We mustn’t beat about the bush: the use of political slander to undermine political opponents and people who defend an alternative political point of view by means of unfounded suspicions, is impermissible, anti-democratic and fatal. Anybody who makes use of it can in no way pretend to the honourable title of true and reasonable democrat.
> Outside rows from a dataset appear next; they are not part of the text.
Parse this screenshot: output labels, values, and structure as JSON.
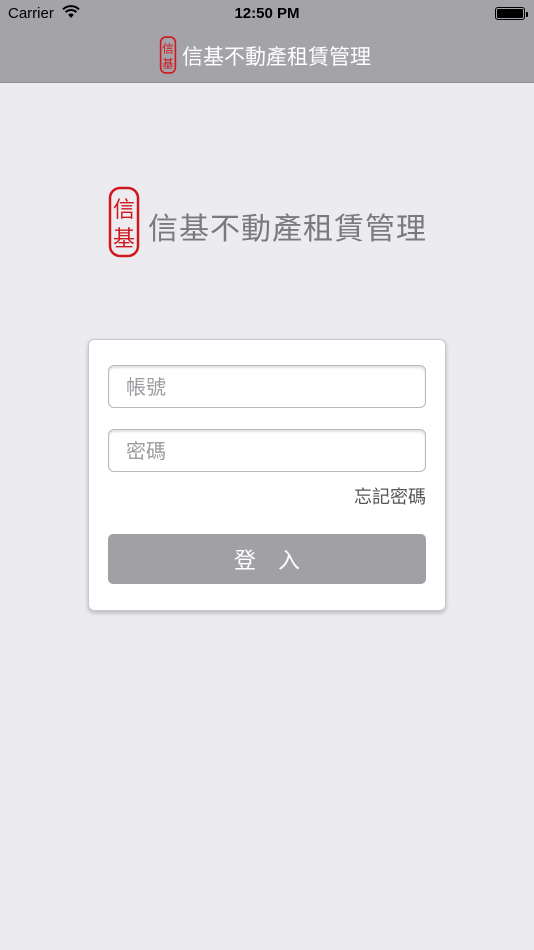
{
  "status_bar": {
    "carrier": "Carrier",
    "time": "12:50 PM",
    "wifi_icon": "wifi-icon",
    "battery_icon": "battery-icon",
    "battery_level": 1.0
  },
  "nav_bar": {
    "title": "信基不動產租賃管理",
    "logo_icon": "seal-logo-icon"
  },
  "brand": {
    "name": "信基不動產租賃管理",
    "logo_icon": "seal-logo-icon",
    "seal_chars": [
      "信",
      "基"
    ]
  },
  "login_form": {
    "account_placeholder": "帳號",
    "account_value": "",
    "password_placeholder": "密碼",
    "password_value": "",
    "forgot_password_label": "忘記密碼",
    "login_button_label": "登　入"
  },
  "colors": {
    "bar_background": "#a3a3a8",
    "page_background": "#ececf0",
    "seal_red": "#d0181e",
    "button_gray": "#a0a0a5"
  }
}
If anybody tells an honest worker, who speaks out for justice and the honour of his profession, that because of this he’s “a paid agent of the International”, then this is stupid and vile slander. But if a democrat who is loyal to his Fatherland points out to the worker the incontrovertible fact that the ‘United Front’ – or as it’s also called, the ‘Popular Front’ – was dreamt up by the Third International to dissolve and destroy all democracies, and one hears the objection that the person pointing this out is a ‘brownshirt’, i.e. someone who rejects and secretly despises our country, then is political slander, which has been consciously and deliberately turned into a method, and must be stigmatized. Or if the Bundesrat, whose name enjoys respect not only in Switzerland but in all Europe, of if an officer of high rank is daily called a ‘disguised fascist’ because he faithfully and obediently supports the 300-year tradition of our country’s neutrality, then this is base slander, serving only one goal – systematically castrating the Swiss way of life and the needs of the state. It is a conscious lack of objectivity, an intentional dissolution of the trust which needs to exist in a genuine democracy, not only between citizen and citizen, but also between citizens and institutions, and vice versa. It is false, poisonous and fatal. It must stop.
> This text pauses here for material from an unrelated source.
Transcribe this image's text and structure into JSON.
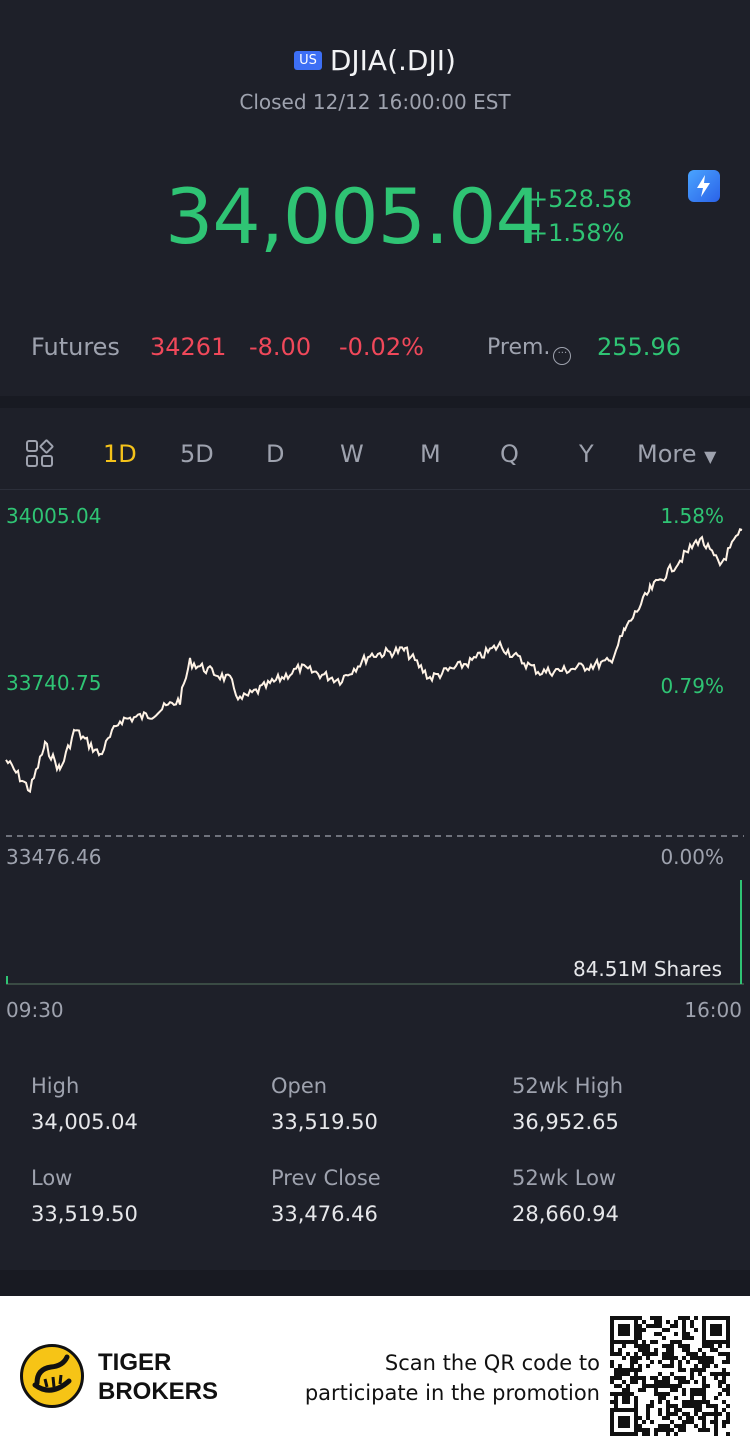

For me, the honourable name of co-citizen is inviolable. It is a treasure which I must preserve. It is a pure voice in the political choir of my people. We democrats are not allowed to act like evil little children who run around in the night defiling decent citizens’ doors or smashing their windows.
We have a responsibility to be pure and dedicated to our Motherland. The politics of slander and suspicion are not Swiss politics. And our politics do not need imports.